Mitch Moxley's "Apologies To My Censor"

Mitch Moxley

Does the expat experience really keep people from ever growing old?

Mitch Moxley is a young Canadian who decides to go to China. He seems to make this decision rather spontaneously. Upon arriving in Beijing, he takes on a job at an English-language newspaper, finds an apartment, roams the bar scene, takes on a few…

Erwin Wickert's "China Seen From Within"

Erwin Wickert

What’s wrong with the diplomatic approach to writing about a foreign culture?

In the mid-70s, German diplomat Erwin Wickert gets transferred from Romania to China. He has been there before (as a tourist in the 1930s), and he seems excited about it. He stays in Beijing for 4 years, lives through…

Hans Ulrich Kempski's "Red Sun Over Yellow Earth"

Hans Ulrich Kempski

Are these just some minor slip-ups or are we looking at an expert exposing himself?

We’re in the mid-1950s, and the world has just entered the Cold War. Hans Ulrich Kempski is one of the best known journalists in West Germany. He visits Japan and China, both of which are on the…

Heinrich Schliemann's "China And Japan In The Present Age"

Heinrich Schliemann

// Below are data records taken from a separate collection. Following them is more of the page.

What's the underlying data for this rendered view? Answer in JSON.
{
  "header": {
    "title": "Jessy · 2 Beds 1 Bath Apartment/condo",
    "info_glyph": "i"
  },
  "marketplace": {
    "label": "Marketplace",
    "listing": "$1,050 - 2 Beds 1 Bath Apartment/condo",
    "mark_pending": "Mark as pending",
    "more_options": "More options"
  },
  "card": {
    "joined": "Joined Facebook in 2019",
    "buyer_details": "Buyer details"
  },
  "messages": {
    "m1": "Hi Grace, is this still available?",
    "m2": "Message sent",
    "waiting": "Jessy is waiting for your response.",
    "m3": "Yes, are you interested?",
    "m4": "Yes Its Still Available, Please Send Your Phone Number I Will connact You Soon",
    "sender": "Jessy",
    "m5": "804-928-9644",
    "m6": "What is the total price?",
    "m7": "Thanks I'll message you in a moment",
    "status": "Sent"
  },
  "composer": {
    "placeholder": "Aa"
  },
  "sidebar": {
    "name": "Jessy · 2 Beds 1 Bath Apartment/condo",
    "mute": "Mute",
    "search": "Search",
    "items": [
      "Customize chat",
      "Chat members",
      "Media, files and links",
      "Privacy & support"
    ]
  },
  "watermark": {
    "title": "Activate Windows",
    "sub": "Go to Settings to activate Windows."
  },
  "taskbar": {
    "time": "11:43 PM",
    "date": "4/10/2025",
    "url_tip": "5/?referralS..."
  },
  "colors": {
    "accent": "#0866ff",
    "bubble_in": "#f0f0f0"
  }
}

Is this guy more than just a worthy rival to Albert von Le Coq?

We’re in the mid-19th century. Heinrich Schliemann is a German businessman with a gift for languages and a passion for history who will later go on to discover the ruins of Troy. But first, he decides to go on a journey to China and Japan, both of which are currently…

Xiao Peng's "Ten Years Of Backpacking"

Xiao Peng

If this guy writes so well and goes to so many cool places, then just why is this book he wrote so bad?

Xiao Peng is a young Chinese white-collar worker who decides that he wants to see the world. He first travels around China, then ends up as an exchange student in the Netherlands. From there, he sets out to…

Stuart Stevens' "Night Train to Turkistan"

Stuart Stevens

Does this book do anything right except exposing Mark Salzman’s attitude towards China?

Aspiring American travel writer Stuart Stevens is a huge fan of Peter Fleming. He sets out to retrace Fleming’s and Ella Maillart’s route from Beijing to the Northwest of China. And he doesn’t…

Lois Fisher-Ruge's "Go Gently Through Peking"

Lois Fisher-Ruge

Why should young people from China read this today, more than one generation later?

In 1973, the People’s Republic of China is slowly starting to open up to “imperialists” from the West. US-President Nixon and his aide Henry Kissinger have been warmly received, and now a select…